JOYCE: Thailand's government announced just this week that they're going to make trading ivory in country illegal, and that's a good thing. But the really big market, though, is China. I mean, the experts say that 50 percent of the ivory goes to China. And, you know, there are so many Chinese people working in Africa right now. They're developing Africa, basically, with building dams and power plants and running logging concessions, and that means so many more middlemen are out there in the field. And that makes the trade closer to the source, and it makes it more aggressive.
Many governments, including the U.S., are urging China to crack down on the trade.

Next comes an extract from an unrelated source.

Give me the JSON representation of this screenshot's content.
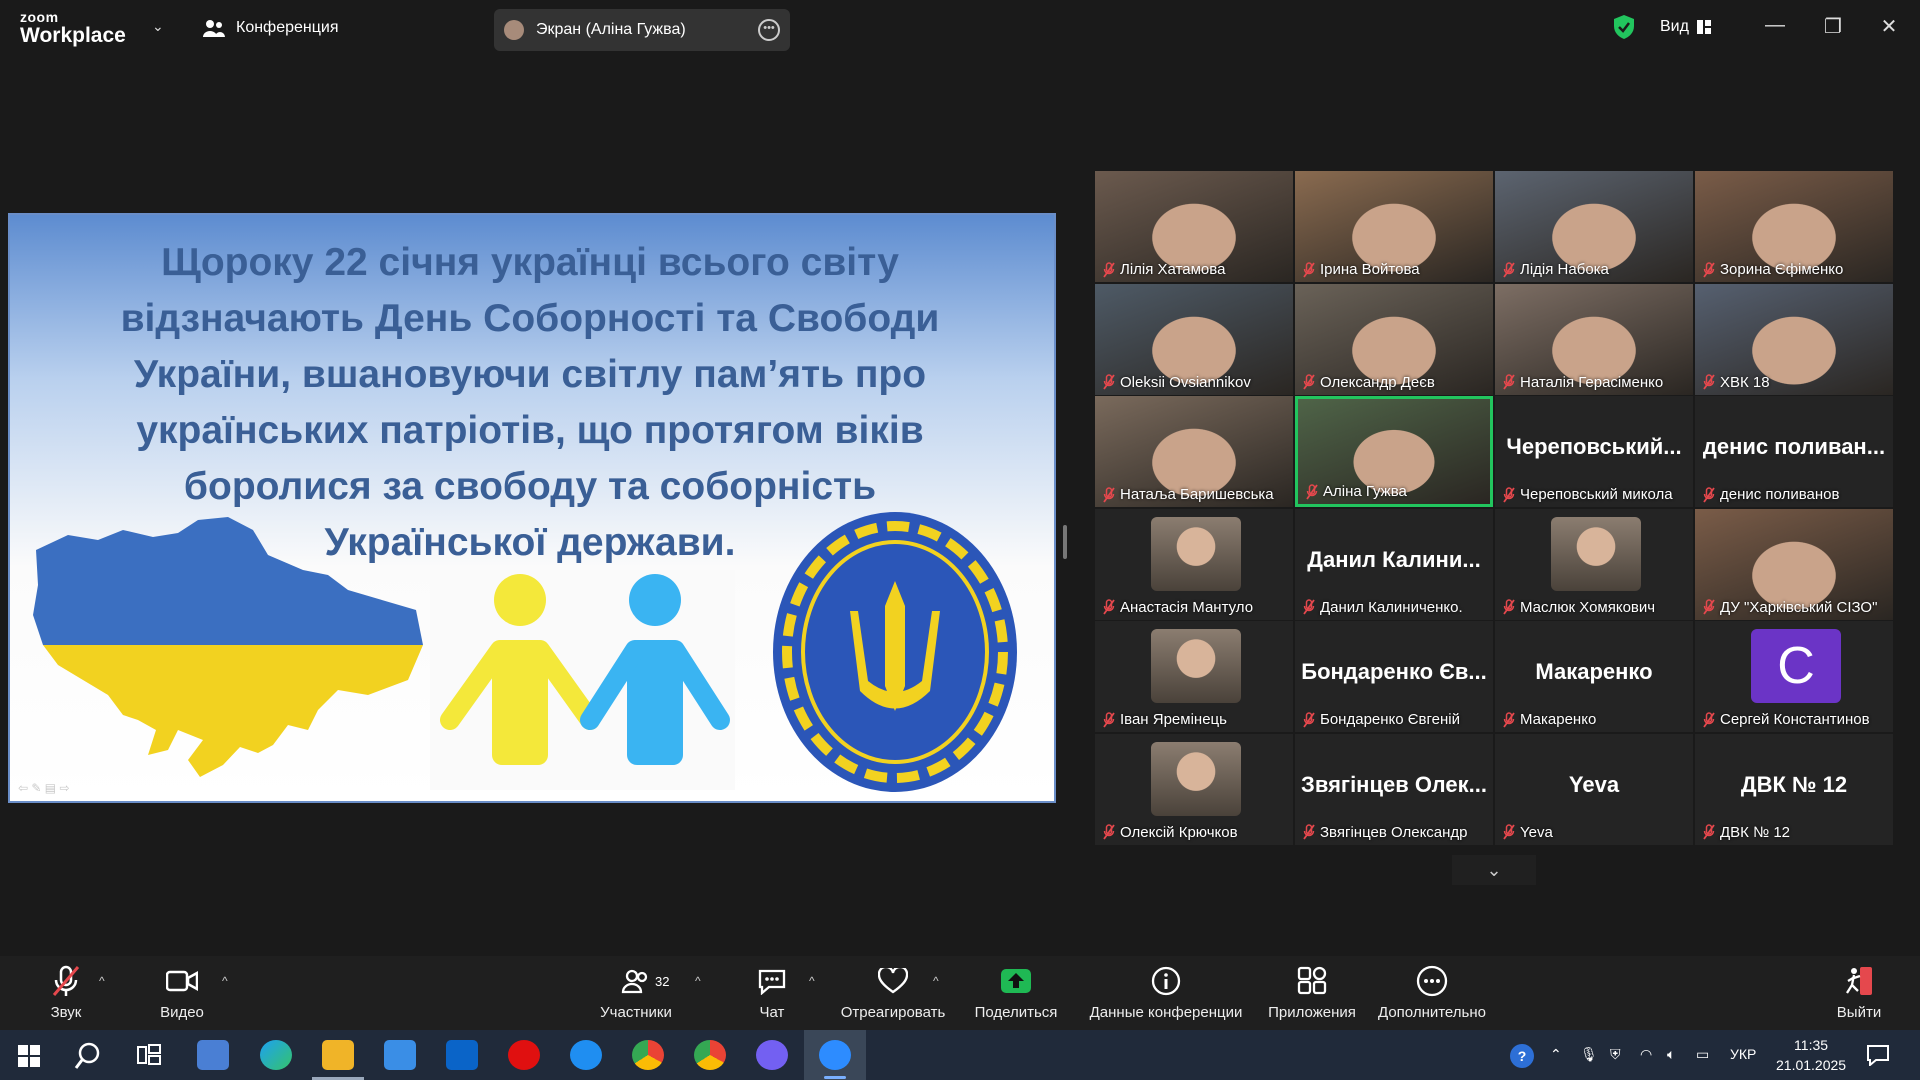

The Chinese government has made some promises to do that, but education is important here too. I mean, the author of this report, Fiona Maisels, she teaches in Scotland, and she has Chinese students. And she mentions this to them, and they're shocked. In China, they say that the elephants are anesthetized. They're not shot and killed. And so what really needs to be done here most of all is a lot of educating.
CORNISH: You know, Chris, there are so many big-ticket issues, though, that divide the U.S. and China already, I mean, whether it's climate change or currency values. How do you get kind of elephants up there on the radar?
JOYCE: I think you need somebody with a big public persona, somebody who can make elephants, you know, exciting and important and emotional like Jane Goodall did with chimpanzees. I talked with - today with Richard Rugiero, who's with the U.S. Fish and Wildlife Service, and he's worked with African elephants for 30 years. And he says, you know, it really is an international problem, and it's in- it's not just an African problem. And this is what he said:
RICHARD RUGGIERO: If I live somewhere far away in a developed country like the U.S., if elephants blink out functionally or literally, if they cease to exist, how does that change my life? Does it mean anything to me? And, well, hopefully, people will see the big picture, will see the aesthetics that elephants cannot and should not be reduced to the numbers in a balance book of a business that trades in their teeth.
JOYCE: So clearly, it's a world market, and it's going to take a world of people to make a change.
CORNISH: That's NPR science correspondent Christopher Joyce. Chris, thank you so much.
JOYCE: You're welcome. Transcript provided by NPR, Copyright NPR.